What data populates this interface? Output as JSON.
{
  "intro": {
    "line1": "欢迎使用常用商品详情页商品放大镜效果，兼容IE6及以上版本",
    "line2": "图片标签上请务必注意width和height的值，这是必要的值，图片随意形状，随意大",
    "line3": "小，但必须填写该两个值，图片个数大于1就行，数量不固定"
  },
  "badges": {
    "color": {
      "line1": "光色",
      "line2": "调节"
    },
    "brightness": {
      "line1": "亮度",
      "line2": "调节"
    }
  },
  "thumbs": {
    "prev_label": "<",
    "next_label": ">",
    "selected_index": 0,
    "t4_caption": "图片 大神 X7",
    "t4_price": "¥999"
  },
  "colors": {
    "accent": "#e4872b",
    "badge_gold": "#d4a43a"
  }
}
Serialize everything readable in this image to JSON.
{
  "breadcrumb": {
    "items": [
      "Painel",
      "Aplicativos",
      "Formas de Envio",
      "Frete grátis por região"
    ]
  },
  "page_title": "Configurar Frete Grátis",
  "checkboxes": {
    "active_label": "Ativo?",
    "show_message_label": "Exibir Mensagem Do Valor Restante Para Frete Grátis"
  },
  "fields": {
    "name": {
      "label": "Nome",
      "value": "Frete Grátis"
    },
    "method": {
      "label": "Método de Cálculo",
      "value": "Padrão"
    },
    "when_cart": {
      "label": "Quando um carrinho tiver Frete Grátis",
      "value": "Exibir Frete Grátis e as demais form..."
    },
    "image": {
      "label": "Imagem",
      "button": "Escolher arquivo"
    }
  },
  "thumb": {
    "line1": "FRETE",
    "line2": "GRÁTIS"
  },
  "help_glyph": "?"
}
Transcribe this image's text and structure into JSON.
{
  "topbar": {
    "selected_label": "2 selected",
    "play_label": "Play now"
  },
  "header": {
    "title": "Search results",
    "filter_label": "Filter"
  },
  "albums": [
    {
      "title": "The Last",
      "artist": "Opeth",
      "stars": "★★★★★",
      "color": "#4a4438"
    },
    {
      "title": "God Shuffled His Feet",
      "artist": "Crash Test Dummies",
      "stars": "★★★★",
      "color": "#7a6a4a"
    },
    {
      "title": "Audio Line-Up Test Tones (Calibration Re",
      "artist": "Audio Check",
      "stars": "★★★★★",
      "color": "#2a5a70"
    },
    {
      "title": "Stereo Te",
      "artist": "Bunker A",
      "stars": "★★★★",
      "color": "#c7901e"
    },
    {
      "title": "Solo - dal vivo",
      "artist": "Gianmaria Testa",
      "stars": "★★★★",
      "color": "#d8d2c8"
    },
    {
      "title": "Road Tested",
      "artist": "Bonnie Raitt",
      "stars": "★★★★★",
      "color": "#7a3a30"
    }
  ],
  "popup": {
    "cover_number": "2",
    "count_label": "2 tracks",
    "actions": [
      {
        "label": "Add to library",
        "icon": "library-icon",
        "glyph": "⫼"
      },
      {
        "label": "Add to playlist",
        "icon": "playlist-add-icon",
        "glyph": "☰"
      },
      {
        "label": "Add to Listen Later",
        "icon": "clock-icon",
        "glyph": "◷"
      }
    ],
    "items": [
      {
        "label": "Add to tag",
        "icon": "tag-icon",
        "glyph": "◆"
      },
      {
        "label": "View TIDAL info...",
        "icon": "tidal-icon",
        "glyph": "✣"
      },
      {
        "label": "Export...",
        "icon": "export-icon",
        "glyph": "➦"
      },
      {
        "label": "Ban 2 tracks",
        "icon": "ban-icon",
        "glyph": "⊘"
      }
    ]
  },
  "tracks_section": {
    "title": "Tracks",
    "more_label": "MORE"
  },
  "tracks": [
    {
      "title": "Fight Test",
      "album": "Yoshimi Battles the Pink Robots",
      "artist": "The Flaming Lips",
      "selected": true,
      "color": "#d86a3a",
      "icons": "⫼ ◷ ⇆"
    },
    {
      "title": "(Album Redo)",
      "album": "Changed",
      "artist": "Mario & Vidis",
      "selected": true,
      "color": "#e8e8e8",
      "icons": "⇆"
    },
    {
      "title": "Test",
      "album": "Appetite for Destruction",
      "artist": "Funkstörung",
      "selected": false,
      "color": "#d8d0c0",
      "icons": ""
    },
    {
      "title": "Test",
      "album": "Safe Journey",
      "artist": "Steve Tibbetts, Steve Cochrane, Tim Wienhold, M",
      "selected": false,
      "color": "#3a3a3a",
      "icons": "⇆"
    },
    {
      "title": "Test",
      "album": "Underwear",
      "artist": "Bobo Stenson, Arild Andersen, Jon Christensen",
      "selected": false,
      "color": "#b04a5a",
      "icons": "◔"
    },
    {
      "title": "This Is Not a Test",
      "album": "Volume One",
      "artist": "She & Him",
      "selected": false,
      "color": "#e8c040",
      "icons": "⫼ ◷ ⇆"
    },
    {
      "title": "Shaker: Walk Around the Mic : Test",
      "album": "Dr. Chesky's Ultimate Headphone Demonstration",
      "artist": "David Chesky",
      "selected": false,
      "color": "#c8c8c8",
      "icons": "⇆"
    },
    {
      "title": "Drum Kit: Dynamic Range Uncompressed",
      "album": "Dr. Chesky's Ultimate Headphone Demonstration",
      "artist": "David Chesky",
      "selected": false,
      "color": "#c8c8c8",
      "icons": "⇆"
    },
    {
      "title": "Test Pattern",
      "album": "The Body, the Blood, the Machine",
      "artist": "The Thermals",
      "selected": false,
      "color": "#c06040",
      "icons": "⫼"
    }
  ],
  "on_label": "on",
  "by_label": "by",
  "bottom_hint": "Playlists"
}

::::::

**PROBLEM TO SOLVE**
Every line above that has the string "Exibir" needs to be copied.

**EXERCISE OUTPUT**
    "show_message_label": "Exibir Mensagem Do Valor Restante Para Frete Grátis"
      "value": "Exibir Frete Grátis e as demais form..."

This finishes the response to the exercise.